Problem to solve:
If a line below contains the string "JSON", return that line.

[Items from an interface collection]
==========
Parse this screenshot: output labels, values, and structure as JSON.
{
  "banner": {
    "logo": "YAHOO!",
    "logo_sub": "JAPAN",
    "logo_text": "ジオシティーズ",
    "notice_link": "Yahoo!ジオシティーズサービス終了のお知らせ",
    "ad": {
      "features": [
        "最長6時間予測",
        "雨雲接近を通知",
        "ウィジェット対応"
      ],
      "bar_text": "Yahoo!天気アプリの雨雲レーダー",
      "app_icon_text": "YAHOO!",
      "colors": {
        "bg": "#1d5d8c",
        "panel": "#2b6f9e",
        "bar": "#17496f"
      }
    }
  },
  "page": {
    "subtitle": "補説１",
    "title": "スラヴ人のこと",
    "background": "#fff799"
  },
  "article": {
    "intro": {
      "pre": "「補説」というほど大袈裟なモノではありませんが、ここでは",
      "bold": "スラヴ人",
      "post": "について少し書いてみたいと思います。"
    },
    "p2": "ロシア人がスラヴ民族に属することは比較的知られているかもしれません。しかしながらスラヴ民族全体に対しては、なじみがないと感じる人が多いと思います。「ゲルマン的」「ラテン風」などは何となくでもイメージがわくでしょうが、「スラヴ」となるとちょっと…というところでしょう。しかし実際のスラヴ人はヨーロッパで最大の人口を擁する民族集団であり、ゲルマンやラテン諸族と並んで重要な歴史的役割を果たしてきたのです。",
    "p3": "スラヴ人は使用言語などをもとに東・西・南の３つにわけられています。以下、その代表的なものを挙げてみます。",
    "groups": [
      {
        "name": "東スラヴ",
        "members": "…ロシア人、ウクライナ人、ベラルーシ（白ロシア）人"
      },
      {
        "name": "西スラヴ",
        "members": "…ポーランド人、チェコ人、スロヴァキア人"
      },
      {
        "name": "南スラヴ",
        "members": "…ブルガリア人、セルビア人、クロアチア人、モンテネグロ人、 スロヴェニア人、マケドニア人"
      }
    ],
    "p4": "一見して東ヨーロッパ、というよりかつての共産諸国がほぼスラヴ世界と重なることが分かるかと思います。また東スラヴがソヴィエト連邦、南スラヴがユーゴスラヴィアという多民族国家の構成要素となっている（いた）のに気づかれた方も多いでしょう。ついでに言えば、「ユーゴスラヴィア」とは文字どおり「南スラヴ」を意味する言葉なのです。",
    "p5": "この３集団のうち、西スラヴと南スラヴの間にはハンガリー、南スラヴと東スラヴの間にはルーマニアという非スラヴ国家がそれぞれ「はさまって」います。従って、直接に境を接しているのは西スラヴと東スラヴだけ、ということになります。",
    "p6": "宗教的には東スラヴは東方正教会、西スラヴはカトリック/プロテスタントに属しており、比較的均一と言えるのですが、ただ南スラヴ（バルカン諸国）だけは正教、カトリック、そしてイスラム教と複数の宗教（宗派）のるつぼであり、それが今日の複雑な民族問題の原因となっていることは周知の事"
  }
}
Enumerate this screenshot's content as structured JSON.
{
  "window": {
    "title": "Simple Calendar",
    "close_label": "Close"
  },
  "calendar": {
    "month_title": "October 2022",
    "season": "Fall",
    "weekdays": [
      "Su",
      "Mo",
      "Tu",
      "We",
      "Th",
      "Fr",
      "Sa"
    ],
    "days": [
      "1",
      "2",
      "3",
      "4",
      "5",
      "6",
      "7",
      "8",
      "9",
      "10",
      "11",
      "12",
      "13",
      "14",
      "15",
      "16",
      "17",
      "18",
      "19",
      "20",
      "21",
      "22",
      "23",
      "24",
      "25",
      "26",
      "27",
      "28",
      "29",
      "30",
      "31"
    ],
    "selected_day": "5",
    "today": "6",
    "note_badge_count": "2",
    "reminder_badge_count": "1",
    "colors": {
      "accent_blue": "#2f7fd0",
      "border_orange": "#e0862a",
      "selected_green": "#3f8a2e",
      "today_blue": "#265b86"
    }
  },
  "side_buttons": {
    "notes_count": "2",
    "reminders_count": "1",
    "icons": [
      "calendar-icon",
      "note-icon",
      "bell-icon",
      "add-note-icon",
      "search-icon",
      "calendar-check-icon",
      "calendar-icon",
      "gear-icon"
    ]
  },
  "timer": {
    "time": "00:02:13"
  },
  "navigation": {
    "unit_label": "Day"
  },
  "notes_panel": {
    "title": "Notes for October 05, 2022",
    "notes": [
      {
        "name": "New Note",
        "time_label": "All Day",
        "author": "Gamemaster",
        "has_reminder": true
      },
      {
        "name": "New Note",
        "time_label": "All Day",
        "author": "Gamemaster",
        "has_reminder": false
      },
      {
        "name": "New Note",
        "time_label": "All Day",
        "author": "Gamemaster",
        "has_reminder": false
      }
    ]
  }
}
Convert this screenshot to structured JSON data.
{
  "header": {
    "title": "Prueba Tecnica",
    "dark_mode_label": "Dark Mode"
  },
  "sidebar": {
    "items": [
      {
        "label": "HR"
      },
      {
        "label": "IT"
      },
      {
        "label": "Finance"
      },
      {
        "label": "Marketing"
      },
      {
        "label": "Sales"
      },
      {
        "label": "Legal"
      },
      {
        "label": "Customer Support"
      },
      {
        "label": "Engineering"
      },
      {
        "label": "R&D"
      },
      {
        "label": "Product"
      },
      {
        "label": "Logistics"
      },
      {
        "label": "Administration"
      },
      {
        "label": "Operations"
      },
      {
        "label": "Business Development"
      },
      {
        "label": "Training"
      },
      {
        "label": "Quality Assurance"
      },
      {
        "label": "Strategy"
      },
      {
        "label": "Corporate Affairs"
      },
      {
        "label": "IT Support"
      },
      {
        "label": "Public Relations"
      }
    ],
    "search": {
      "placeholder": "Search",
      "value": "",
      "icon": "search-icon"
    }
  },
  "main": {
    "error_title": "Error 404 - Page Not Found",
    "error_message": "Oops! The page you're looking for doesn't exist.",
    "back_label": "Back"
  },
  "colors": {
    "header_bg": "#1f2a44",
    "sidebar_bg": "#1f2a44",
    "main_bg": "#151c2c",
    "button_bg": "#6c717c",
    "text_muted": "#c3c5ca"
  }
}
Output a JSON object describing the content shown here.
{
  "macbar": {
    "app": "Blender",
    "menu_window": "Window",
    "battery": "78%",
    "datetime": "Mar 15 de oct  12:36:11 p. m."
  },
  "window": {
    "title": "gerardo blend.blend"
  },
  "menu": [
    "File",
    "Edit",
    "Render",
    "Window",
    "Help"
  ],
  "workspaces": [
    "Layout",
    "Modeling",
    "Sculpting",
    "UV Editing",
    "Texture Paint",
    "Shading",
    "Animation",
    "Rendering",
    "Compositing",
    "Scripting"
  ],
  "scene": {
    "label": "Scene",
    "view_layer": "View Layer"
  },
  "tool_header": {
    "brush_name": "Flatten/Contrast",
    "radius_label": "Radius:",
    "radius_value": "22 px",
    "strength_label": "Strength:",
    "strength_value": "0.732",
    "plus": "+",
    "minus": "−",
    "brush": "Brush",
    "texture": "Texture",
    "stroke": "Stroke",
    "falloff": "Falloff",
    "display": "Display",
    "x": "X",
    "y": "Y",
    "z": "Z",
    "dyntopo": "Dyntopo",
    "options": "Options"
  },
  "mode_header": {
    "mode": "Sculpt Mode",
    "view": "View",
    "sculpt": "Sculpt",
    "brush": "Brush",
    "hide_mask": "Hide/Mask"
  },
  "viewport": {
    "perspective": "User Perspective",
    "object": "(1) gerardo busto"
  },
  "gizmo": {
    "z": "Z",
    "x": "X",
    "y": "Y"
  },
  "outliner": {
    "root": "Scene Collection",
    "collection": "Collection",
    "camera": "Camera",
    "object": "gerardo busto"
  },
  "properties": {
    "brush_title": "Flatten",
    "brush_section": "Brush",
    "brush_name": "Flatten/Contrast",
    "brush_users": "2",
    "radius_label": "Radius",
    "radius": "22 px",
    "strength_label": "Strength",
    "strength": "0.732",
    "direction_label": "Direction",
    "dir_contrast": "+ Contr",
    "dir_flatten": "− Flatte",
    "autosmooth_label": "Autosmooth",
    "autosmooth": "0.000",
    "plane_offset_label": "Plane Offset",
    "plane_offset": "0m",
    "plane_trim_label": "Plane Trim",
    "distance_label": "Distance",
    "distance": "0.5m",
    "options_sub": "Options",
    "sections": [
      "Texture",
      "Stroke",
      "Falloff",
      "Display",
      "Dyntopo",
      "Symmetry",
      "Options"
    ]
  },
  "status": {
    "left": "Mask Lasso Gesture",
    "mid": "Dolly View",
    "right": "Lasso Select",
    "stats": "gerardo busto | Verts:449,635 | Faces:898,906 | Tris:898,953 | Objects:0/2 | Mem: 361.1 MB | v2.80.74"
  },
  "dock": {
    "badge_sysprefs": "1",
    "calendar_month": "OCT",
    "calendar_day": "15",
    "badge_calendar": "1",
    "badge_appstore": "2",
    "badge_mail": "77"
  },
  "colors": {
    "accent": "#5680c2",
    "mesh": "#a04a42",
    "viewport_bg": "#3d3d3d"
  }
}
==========
Exercise output:
Parse this screenshot: output labels, values, and structure as JSON.
Enumerate this screenshot's content as structured JSON.
Convert this screenshot to structured JSON data.
Output a JSON object describing the content shown here.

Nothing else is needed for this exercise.